Connecticut Attorney General Richard Blumenthal has filed suit against several mortgage brokers and realtors alleging an extensive statewide predatory lending scheme that devastated dozens of consumers.
Blumenthal alleges that through a multi-layered scheme, the defendants misled consumers and mortgage lenders into property purchases that financially destroyed dozens of homebuyers, while benefiting only the defendants, their associates and family members.
This pervasive predatory lending scheme left a trail of shattered lives and lies false promises to first-time homebuyers about property values, loan terms, and income levels, Blumenthal said. Our investigation has uncovered consumers who sought the American Dream but bought a financial nightmare."
The lawsuit charges that homebuyers were victimized by a "vast scheme" with multiple layers of lies and co-conspirators.
"We allege that this predatory lending scheme enticed consumers with false promises of profits from investment rental properties and nonexistent management services for tax and mortgage payments and other expenses," Blumenthal said.
Blumenthal said homebuyers were purposefully encouraged to buy properties whose values were inflated, using mortgages with concealed costs that they could never realistically afford, because their incomes and assets were falsified with bogus bank and employer records. And he said the buyers were discouraged from seeking outside assistance from independent home inspectors and lawyers.
"These practices preyed on the most vulnerable citizens many of them first-time unsophisticated low-income homebuyers who spoke little or no English. The conspirators were illegally enriched by profits from inflated prices for properties, and fees and commissions," he said.
The defendants are Royal Financial Services, LLC, of Trumbull; First Source Mortgage Solutions, Inc. of Branford; Elizabeth Athan Real Estate, LLC, of Shelton; J.G. Property Management & Investment, LLC, of New London; Brian Guimond, d/b/a Cutting Edge Contracting of Norwich; and Jose Guzman and Mauricio Lancia for allegedly managing the schemes on behalf of the defendant companies.
Blumenthal sued on behalf of Department of Banking Commissioner Howard F. Pitkin and the state in coordination with Department of Consumer Protection Commissioner Jerry Farrell, Jr.
Financially battered and blindsided, some consumers face foreclosure and years of damaging credit ratings. They deserve relief immediately," Blumenthal said.
Our legal action seeks money back to consumers and severe penalties for practices that undermine an entire industry, endangering not only consumers directly involved, but the economic welfare of the region.
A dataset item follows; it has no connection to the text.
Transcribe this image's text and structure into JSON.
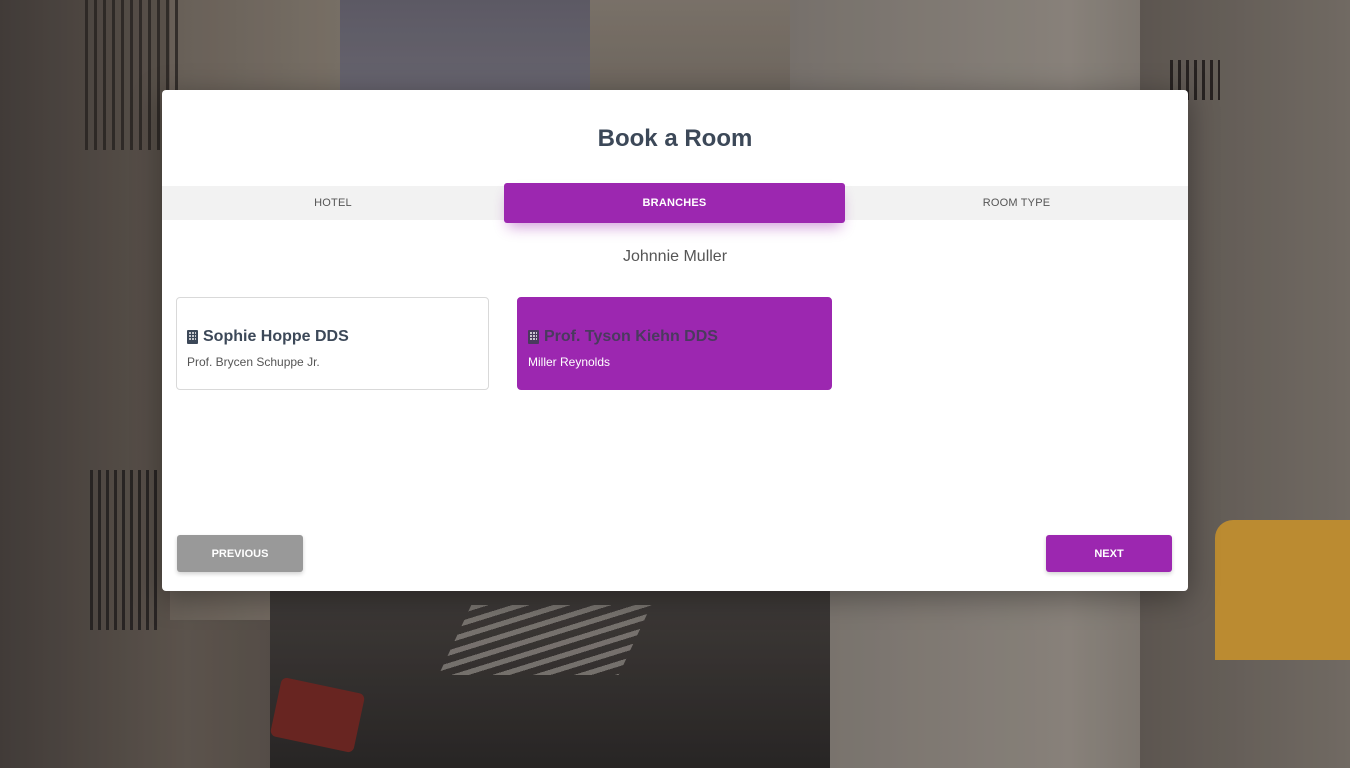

This case is only the beginning of a challenging time in the real estate and lending industry.
"This turmoil and calamity, only one in numerous emerging cases, has revealed the worst of the lending industry, he said.
Blumenthals lawsuit seeks restitution for every consumer harmed; an order preventing further violations; and civil penalties to the state.
How it worked
Blumenthal described how the alleged scheme worked:
J.G. Management and Guzman, who were not licensed by the state to engage in real estate transactions, and Elizabeth Athan Real Estate, solicited low-income consumers, including renters receiving federal housing assistance, to buy through them multiple or multi-unit residential properties. They promised consumers, among other things, favorable mortgage terms, cash back at closing, and diminished monthly housing expenses, Blumenthal said.
J. G. Management and/or Guzman also pledged to provide property management services for rental properties that the consumers purchased through them services including maintenance, finding renters, collecting rent and making mortgage and tax payments.
Once a consumer agreed to work with the defendants to purchase properties, the defendants referred consumers to Royal Financial or First Source to act as the mortgage broker.
J.G. Management, Guzman and the Elizabeth Athan agency would then select the property or properties for purchase from a stock of properties owned by the defendants, their family members or associates. The properties were sold to consumers at inflated prices often tens of thousands of dollars more than what they were purchased for months earlier. The defendants substantiated the inflated prices to consumers and lenders through bogus and artificially inflated appraisals.
When consumers inquired about hiring a home inspector, the defendants often convinced them it was unnecessary or potentially adverse to the consumer, Blumenthal charged.